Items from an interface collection
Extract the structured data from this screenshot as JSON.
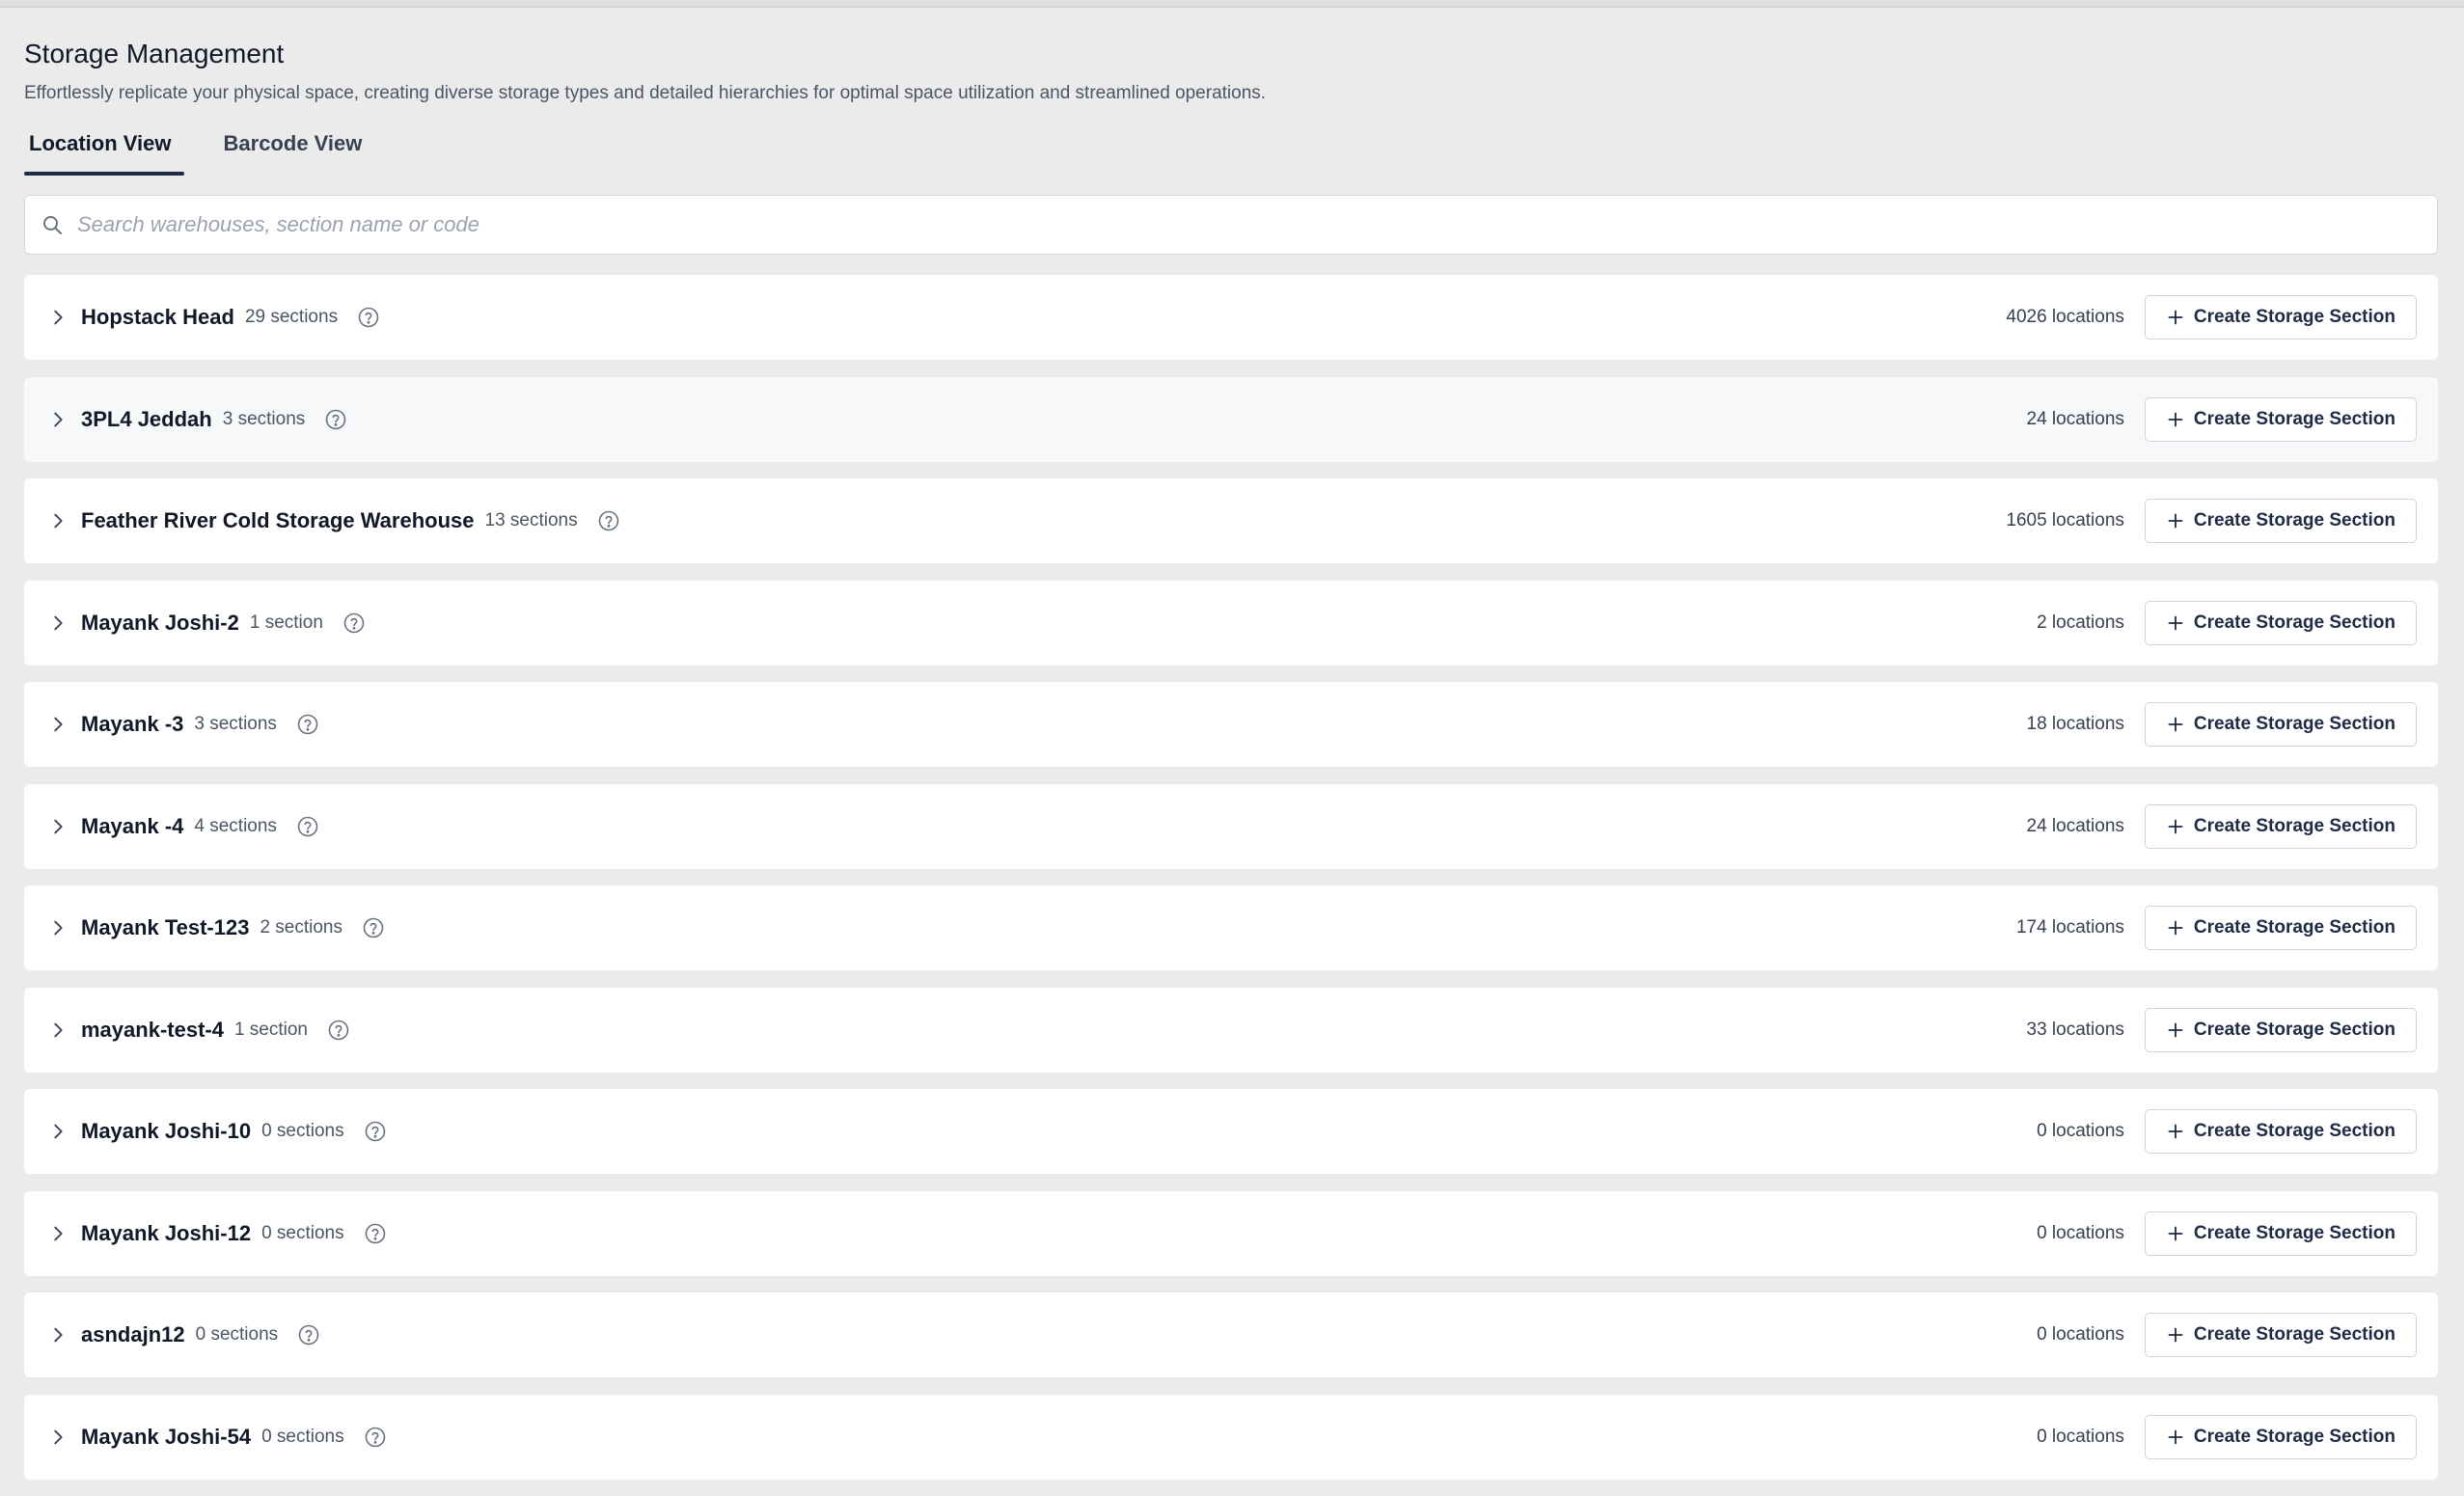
{
  "page": {
    "title": "Storage Management",
    "description": "Effortlessly replicate your physical space, creating diverse storage types and detailed hierarchies for optimal space utilization and streamlined operations."
  },
  "tabs": [
    {
      "label": "Location View",
      "active": true
    },
    {
      "label": "Barcode View",
      "active": false
    }
  ],
  "search": {
    "placeholder": "Search warehouses, section name or code",
    "value": ""
  },
  "create_button_label": "Create Storage Section",
  "warehouses": [
    {
      "name": "Hopstack Head",
      "sections": "29 sections",
      "locations": "4026 locations"
    },
    {
      "name": "3PL4 Jeddah",
      "sections": "3 sections",
      "locations": "24 locations"
    },
    {
      "name": "Feather River Cold Storage Warehouse",
      "sections": "13 sections",
      "locations": "1605 locations"
    },
    {
      "name": "Mayank Joshi-2",
      "sections": "1 section",
      "locations": "2 locations"
    },
    {
      "name": "Mayank -3",
      "sections": "3 sections",
      "locations": "18 locations"
    },
    {
      "name": "Mayank -4",
      "sections": "4 sections",
      "locations": "24 locations"
    },
    {
      "name": "Mayank Test-123",
      "sections": "2 sections",
      "locations": "174 locations"
    },
    {
      "name": "mayank-test-4",
      "sections": "1 section",
      "locations": "33 locations"
    },
    {
      "name": "Mayank Joshi-10",
      "sections": "0 sections",
      "locations": "0 locations"
    },
    {
      "name": "Mayank Joshi-12",
      "sections": "0 sections",
      "locations": "0 locations"
    },
    {
      "name": "asndajn12",
      "sections": "0 sections",
      "locations": "0 locations"
    },
    {
      "name": "Mayank Joshi-54",
      "sections": "0 sections",
      "locations": "0 locations"
    }
  ],
  "icons": {
    "search": "search-icon",
    "expand": "chevron-right-icon",
    "help": "help-circle-icon",
    "add": "plus-icon"
  },
  "colors": {
    "background": "#ebebeb",
    "card": "#ffffff",
    "accent": "#1f2a44",
    "muted_text": "#4b5563"
  }
}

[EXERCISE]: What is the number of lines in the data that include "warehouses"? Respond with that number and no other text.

[EXERCISE RESULT]: 2